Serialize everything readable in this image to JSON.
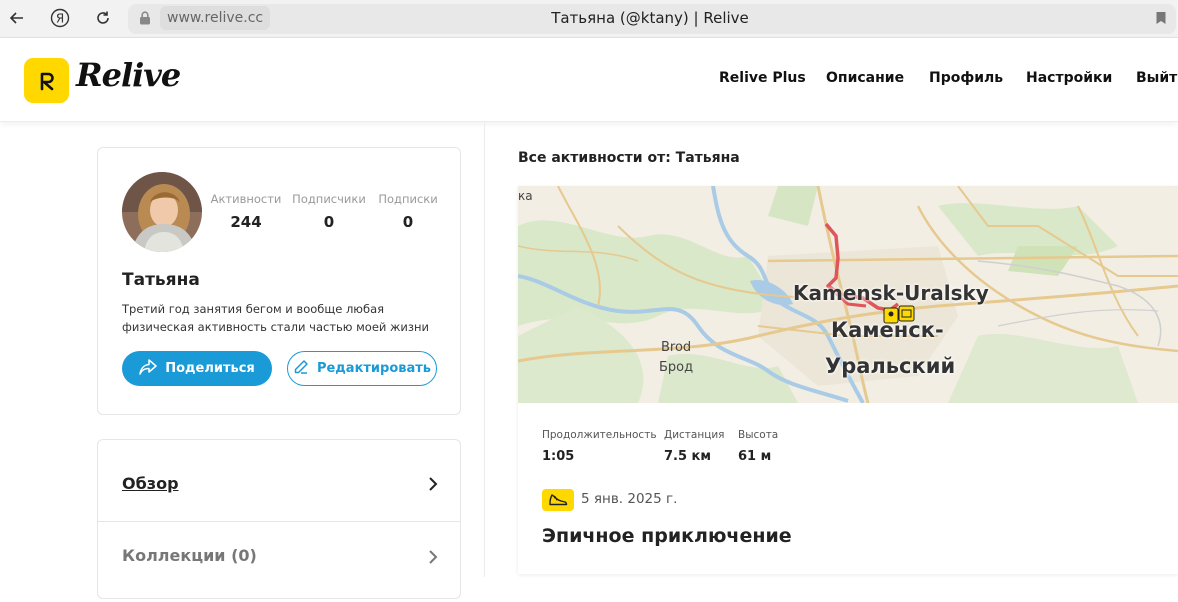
{
  "browser": {
    "url": "www.relive.cc",
    "tab_title": "Татьяна (@ktany) | Relive"
  },
  "header": {
    "logo_text": "Relive",
    "nav": [
      "Relive Plus",
      "Описание",
      "Профиль",
      "Настройки",
      "Выйти"
    ]
  },
  "profile": {
    "stats": [
      {
        "label": "Активности",
        "value": "244"
      },
      {
        "label": "Подписчики",
        "value": "0"
      },
      {
        "label": "Подписки",
        "value": "0"
      }
    ],
    "name": "Татьяна",
    "bio": "Третий год занятия бегом и вообще любая физическая активность стали частью моей жизни",
    "share_label": "Поделиться",
    "edit_label": "Редактировать"
  },
  "menu": {
    "items": [
      {
        "label": "Обзор"
      },
      {
        "label": "Коллекции (0)"
      }
    ]
  },
  "activities": {
    "title": "Все активности от: Татьяна",
    "map_labels": {
      "city_en": "Kamensk-Uralsky",
      "city_ru_1": "Каменск-",
      "city_ru_2": "Уральский",
      "village_en": "Brod",
      "village_ru": "Брод",
      "edge": "ка"
    },
    "metrics": [
      {
        "label": "Продолжительность",
        "value": "1:05"
      },
      {
        "label": "Дистанция",
        "value": "7.5 км"
      },
      {
        "label": "Высота",
        "value": "61 м"
      }
    ],
    "date": "5 янв. 2025 г.",
    "activity_title": "Эпичное приключение"
  },
  "colors": {
    "brand_yellow": "#ffd800",
    "accent_blue": "#1a9bd7",
    "route_red": "#e0545b"
  },
  "icons": {
    "back": "back-arrow-icon",
    "yandex": "yandex-icon",
    "reload": "reload-icon",
    "lock": "lock-icon",
    "bookmark": "bookmark-icon",
    "share": "share-icon",
    "edit": "pencil-icon",
    "chevron": "chevron-right-icon",
    "sport": "shoe-icon"
  }
}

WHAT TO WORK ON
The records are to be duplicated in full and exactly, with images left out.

RESPONSE TO THE EXERCISE
Serialize everything readable in this image to JSON.
{
  "browser": {
    "url": "www.relive.cc",
    "tab_title": "Татьяна (@ktany) | Relive"
  },
  "header": {
    "logo_text": "Relive",
    "nav": [
      "Relive Plus",
      "Описание",
      "Профиль",
      "Настройки",
      "Выйти"
    ]
  },
  "profile": {
    "stats": [
      {
        "label": "Активности",
        "value": "244"
      },
      {
        "label": "Подписчики",
        "value": "0"
      },
      {
        "label": "Подписки",
        "value": "0"
      }
    ],
    "name": "Татьяна",
    "bio": "Третий год занятия бегом и вообще любая физическая активность стали частью моей жизни",
    "share_label": "Поделиться",
    "edit_label": "Редактировать"
  },
  "menu": {
    "items": [
      {
        "label": "Обзор"
      },
      {
        "label": "Коллекции (0)"
      }
    ]
  },
  "activities": {
    "title": "Все активности от: Татьяна",
    "map_labels": {
      "city_en": "Kamensk-Uralsky",
      "city_ru_1": "Каменск-",
      "city_ru_2": "Уральский",
      "village_en": "Brod",
      "village_ru": "Брод",
      "edge": "ка"
    },
    "metrics": [
      {
        "label": "Продолжительность",
        "value": "1:05"
      },
      {
        "label": "Дистанция",
        "value": "7.5 км"
      },
      {
        "label": "Высота",
        "value": "61 м"
      }
    ],
    "date": "5 янв. 2025 г.",
    "activity_title": "Эпичное приключение"
  },
  "colors": {
    "brand_yellow": "#ffd800",
    "accent_blue": "#1a9bd7",
    "route_red": "#e0545b"
  },
  "icons": {
    "back": "back-arrow-icon",
    "yandex": "yandex-icon",
    "reload": "reload-icon",
    "lock": "lock-icon",
    "bookmark": "bookmark-icon",
    "share": "share-icon",
    "edit": "pencil-icon",
    "chevron": "chevron-right-icon",
    "sport": "shoe-icon"
  }
}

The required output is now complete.